**ABOUT THIS TASK**.
If a line in the data holds "Connections", copy that line out in full.

**Data items**.
= Beginning of Section =
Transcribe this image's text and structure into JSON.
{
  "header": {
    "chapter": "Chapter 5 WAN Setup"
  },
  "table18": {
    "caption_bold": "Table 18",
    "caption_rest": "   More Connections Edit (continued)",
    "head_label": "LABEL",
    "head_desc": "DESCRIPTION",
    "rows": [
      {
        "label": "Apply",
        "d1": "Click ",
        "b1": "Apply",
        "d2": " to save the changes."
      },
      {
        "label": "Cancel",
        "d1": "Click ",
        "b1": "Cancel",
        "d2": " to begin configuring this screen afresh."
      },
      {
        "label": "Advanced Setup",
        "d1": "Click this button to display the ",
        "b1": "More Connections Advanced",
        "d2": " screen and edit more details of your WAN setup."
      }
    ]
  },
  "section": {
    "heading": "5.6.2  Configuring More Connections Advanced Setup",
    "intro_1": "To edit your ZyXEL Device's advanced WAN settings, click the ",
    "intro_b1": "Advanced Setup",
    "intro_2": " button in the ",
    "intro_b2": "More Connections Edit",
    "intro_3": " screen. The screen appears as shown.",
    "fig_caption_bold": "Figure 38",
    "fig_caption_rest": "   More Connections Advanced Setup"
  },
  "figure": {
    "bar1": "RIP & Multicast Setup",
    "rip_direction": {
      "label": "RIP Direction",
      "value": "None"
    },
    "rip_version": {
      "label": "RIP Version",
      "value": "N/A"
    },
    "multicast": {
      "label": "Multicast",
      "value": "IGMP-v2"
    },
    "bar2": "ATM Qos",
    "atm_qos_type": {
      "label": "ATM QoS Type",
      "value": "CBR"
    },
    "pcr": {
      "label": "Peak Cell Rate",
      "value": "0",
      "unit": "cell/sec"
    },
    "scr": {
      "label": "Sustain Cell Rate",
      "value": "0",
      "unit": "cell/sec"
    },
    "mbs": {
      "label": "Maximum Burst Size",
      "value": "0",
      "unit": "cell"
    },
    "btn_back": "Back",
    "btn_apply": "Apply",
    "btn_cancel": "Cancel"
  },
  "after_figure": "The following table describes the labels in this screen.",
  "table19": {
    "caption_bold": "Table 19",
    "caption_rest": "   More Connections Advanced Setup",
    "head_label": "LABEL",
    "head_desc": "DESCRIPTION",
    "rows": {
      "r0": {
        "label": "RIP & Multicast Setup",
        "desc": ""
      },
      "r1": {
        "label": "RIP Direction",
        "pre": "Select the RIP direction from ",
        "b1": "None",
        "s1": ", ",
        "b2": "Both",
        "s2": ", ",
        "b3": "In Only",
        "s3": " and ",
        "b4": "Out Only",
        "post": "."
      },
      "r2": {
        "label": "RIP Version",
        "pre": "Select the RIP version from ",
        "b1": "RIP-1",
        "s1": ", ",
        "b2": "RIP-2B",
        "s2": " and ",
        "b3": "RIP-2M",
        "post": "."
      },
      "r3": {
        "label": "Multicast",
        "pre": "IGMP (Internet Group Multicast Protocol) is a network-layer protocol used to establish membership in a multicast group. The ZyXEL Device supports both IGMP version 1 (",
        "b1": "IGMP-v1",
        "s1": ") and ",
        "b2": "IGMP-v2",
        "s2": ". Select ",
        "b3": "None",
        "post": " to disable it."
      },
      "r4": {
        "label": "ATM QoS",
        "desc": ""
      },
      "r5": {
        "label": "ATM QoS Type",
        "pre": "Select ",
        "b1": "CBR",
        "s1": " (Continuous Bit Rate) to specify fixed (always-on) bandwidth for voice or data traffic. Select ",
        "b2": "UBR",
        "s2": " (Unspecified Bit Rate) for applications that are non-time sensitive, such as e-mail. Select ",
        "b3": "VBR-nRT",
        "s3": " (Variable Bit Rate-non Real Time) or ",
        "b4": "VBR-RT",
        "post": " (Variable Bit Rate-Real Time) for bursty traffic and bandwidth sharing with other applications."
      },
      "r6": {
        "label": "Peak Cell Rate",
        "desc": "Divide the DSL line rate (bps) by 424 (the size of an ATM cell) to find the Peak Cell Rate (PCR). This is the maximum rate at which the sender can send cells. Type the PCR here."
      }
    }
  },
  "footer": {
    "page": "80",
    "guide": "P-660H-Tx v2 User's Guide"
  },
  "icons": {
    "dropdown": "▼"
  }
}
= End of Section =
**RESULT FOR THIS EXERCISE**.
    "caption_rest": "   More Connections Edit (continued)",
        "b1": "More Connections Advanced",
    "heading": "5.6.2  Configuring More Connections Advanced Setup",
    "intro_b2": "More Connections Edit",
    "fig_caption_rest": "   More Connections Advanced Setup"
    "caption_rest": "   More Connections Advanced Setup",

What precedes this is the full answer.